Supportive moms and sisters boost female baboon’s rank. Duke Today, July 30, 2014. A study of dominance in female baboons suggests that the route to a higher rank is to maintain close ties with mom, and to have lots of supportive sisters. Picked up by TIME Magazine.
Animals with bigger brains, broader diets have better self control. National Evolutionary Synthesis Center, April 24, 2014. The largest study of animal intelligence to-date finds that animals with bigger brains and broader diets have better self-control. The results are part of a long history of research aimed at understanding why some species are able to do things like make and use tools, read social cues, or even understand basic math, and others aren’t. By convincing animal experts across the globe to conduct the same set of experiments, researchers were able to test ideas about how cognitive differences in the animal kingdom came to be in a much more rigorous way than has been possible before. Picked up by The New York Times and the National Science Foundation.

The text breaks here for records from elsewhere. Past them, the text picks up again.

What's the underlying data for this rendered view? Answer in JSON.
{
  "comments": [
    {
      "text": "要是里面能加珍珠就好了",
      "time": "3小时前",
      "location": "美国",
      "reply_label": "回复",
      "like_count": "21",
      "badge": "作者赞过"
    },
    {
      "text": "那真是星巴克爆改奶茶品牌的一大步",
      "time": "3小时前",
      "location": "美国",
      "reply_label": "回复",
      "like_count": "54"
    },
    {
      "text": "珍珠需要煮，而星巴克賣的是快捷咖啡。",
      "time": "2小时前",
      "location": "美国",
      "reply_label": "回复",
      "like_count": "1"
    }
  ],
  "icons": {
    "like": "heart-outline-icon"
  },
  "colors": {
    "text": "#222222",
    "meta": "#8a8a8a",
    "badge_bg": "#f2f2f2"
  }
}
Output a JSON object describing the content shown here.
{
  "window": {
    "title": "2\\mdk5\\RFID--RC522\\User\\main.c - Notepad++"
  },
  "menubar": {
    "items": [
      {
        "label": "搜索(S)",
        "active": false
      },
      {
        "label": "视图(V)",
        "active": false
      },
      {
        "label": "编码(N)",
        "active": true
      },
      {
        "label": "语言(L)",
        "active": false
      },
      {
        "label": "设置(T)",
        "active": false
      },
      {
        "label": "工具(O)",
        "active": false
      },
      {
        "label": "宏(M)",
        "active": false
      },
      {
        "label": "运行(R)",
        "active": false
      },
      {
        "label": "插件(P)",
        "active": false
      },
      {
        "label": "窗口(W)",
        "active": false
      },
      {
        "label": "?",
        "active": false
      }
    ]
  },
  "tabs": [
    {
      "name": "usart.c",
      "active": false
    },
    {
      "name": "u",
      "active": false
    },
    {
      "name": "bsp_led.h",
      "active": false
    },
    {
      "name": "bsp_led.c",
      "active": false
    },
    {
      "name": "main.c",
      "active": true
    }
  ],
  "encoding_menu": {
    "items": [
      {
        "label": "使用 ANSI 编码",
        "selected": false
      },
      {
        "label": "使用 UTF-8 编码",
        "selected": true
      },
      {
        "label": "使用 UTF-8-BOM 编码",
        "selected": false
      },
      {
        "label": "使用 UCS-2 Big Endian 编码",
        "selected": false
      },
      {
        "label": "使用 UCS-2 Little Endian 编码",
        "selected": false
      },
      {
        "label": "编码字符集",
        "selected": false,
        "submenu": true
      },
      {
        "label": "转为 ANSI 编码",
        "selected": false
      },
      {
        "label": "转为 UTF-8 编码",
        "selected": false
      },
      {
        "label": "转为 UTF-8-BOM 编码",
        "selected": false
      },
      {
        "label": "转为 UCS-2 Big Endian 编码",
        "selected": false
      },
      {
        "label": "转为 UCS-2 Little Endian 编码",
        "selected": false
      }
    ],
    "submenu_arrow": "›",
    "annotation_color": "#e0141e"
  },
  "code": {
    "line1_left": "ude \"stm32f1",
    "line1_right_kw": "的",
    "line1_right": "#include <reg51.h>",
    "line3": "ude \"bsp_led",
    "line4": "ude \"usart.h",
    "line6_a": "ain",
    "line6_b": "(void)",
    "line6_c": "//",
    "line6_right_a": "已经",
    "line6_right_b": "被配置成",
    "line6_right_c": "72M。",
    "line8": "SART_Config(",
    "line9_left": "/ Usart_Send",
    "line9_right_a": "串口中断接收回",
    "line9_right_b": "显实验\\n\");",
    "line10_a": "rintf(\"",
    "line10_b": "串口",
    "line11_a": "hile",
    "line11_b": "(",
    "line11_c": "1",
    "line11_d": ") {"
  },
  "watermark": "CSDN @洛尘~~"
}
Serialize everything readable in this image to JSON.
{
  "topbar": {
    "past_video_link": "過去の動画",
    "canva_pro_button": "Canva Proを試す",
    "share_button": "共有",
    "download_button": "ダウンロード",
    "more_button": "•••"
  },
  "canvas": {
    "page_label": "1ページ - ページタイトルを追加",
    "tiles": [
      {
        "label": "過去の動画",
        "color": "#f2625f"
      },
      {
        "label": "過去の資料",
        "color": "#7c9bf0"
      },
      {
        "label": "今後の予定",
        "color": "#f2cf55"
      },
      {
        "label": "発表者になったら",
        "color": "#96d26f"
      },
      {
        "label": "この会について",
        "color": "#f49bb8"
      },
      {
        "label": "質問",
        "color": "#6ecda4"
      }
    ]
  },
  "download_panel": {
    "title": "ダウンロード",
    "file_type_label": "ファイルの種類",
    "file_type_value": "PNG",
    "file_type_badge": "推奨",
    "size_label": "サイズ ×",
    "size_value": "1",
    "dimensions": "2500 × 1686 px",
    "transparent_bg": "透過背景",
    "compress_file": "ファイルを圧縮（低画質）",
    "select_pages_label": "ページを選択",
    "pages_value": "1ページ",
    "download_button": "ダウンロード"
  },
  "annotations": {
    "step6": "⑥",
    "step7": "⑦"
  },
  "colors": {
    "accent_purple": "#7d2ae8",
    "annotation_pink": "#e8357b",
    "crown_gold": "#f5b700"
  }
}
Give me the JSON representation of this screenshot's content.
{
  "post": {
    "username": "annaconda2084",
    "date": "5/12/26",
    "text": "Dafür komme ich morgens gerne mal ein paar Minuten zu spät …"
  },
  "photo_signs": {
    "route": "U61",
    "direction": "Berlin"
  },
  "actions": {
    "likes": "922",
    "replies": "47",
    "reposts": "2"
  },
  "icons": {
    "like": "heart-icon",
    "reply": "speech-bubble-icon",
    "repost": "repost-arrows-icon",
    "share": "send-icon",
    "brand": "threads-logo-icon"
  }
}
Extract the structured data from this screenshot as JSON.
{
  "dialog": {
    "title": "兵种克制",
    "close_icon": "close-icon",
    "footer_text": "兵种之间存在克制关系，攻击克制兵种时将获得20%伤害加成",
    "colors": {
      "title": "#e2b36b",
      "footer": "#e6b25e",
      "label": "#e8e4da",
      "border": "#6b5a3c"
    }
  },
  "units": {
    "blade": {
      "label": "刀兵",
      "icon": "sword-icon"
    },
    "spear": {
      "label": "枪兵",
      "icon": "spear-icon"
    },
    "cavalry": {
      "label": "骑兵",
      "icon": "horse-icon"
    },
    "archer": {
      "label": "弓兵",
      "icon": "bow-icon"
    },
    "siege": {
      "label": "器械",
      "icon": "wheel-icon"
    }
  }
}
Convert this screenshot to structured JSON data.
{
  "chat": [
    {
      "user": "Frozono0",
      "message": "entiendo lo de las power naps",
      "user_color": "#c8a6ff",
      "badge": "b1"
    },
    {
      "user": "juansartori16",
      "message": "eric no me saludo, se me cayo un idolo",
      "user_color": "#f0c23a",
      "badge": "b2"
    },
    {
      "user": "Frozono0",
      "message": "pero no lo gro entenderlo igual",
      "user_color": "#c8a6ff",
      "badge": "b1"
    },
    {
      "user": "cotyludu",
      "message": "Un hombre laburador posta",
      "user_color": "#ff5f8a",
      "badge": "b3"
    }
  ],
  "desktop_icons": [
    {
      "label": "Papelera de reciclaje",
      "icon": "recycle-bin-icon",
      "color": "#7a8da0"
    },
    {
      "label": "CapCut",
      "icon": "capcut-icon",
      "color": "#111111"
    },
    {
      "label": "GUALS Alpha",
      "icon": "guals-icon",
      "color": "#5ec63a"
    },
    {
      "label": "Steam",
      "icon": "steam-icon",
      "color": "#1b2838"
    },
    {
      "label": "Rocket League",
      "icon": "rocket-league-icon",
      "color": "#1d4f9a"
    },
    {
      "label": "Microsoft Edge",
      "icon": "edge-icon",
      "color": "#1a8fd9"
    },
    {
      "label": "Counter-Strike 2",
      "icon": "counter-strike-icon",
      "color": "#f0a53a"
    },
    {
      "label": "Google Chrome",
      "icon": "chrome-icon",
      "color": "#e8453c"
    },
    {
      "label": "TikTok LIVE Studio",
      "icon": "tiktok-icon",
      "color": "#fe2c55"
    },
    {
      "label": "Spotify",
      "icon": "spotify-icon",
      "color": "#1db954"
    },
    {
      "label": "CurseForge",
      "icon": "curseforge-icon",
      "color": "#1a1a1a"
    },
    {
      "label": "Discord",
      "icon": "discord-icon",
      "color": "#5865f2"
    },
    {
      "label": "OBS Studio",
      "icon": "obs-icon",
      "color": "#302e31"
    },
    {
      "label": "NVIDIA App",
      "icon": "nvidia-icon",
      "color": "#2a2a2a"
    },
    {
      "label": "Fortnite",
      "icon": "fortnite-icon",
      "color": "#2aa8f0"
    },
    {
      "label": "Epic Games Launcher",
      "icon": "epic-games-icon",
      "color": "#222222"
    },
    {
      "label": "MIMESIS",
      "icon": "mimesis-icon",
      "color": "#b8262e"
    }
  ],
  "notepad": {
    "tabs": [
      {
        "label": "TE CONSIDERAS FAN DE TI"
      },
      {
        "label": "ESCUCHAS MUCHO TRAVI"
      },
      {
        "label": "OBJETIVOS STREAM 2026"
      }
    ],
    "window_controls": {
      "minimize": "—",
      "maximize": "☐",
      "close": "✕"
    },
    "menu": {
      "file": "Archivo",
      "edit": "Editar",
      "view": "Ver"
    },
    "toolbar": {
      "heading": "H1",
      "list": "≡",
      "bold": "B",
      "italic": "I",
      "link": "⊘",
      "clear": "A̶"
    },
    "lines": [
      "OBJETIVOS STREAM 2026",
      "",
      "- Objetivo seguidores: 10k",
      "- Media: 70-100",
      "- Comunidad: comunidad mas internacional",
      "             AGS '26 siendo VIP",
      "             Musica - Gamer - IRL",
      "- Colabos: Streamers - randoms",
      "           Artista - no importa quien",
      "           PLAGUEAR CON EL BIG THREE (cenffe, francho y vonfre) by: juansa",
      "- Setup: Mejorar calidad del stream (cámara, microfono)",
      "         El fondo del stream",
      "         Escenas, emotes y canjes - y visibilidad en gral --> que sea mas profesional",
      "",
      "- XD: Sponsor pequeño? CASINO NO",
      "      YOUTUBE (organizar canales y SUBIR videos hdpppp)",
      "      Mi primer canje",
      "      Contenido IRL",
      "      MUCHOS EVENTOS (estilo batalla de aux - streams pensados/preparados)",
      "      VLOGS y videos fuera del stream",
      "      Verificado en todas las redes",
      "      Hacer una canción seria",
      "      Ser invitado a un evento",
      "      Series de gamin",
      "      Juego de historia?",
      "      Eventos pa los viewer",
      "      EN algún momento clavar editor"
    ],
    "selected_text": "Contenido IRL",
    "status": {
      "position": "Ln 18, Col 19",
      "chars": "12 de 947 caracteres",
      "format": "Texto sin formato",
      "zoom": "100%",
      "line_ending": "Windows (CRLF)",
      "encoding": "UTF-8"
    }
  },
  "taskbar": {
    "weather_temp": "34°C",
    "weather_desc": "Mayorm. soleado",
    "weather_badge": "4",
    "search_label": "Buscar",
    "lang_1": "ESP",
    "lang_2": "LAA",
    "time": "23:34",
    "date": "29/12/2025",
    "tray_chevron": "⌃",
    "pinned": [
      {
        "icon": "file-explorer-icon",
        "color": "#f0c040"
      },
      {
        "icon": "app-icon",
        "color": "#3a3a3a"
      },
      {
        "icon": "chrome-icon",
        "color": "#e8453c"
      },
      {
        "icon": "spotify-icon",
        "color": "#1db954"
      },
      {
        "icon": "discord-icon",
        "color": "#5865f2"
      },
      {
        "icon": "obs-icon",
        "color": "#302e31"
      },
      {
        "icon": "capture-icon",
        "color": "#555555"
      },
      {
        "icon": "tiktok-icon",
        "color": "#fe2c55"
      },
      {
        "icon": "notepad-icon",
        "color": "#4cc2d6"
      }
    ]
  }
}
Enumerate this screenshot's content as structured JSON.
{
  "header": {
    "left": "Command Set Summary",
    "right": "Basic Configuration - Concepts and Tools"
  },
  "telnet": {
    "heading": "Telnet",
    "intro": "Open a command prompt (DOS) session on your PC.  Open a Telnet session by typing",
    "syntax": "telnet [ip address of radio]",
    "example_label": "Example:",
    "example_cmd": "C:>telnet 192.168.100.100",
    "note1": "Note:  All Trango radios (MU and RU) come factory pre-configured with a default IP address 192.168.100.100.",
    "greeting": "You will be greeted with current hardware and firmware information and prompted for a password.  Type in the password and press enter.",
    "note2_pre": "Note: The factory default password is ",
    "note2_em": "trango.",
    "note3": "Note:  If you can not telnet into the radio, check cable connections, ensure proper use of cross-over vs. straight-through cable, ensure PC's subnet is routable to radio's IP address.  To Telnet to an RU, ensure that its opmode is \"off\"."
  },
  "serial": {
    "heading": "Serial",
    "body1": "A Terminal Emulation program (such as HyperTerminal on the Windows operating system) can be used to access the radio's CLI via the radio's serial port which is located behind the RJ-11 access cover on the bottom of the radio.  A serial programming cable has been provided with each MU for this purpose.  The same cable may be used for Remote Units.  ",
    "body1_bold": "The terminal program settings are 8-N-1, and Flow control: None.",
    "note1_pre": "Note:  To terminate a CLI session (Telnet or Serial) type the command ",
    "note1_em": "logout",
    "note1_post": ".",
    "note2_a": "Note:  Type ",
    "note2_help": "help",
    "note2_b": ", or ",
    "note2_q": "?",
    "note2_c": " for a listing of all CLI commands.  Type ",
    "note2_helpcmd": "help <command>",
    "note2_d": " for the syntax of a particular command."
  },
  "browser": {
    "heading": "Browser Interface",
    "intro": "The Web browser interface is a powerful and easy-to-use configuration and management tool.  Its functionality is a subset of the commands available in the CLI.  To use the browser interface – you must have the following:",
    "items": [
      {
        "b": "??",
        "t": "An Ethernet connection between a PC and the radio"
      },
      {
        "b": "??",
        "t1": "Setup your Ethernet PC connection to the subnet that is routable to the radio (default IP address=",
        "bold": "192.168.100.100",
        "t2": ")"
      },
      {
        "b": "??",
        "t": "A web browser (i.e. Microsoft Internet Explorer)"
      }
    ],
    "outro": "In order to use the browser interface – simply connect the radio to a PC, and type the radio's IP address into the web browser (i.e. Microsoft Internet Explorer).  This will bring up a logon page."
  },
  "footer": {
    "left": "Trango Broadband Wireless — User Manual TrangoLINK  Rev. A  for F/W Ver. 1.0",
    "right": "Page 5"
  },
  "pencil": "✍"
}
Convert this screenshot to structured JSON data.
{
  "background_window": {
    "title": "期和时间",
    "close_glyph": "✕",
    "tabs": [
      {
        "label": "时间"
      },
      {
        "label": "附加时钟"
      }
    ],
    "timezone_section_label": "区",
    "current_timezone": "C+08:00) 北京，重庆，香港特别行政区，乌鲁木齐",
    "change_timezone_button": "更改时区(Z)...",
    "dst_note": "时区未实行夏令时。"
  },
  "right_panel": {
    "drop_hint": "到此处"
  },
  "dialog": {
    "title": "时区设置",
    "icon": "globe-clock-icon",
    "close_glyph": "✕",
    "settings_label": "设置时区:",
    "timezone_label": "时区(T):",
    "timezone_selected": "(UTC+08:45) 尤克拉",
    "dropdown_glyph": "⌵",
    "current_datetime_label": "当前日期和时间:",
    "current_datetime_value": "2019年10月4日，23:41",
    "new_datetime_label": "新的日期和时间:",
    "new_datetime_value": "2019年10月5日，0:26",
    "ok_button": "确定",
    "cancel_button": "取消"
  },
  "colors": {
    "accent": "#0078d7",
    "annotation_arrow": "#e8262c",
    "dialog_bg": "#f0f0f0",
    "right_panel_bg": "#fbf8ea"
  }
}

Lemurs match scent of a friend to sound of her voice. Duke Today, April 15, 2014. Humans aren’t alone in their ability to match a voice to a face — animals such as dogs, horses, crows and monkeys are able to recognize familiar individuals this way too, a growing body of research shows. A new study finds that some animals can even match a voice to a scent. Researchers report that ring-tailed lemurs respond more strongly to the scents and sounds of female lemurs when the scent they smell and the voice they hear belong to the same female — even when she’s nowhere in sight. Picked up by the National Science Foundation and Natural History magazine (June 2014 issue).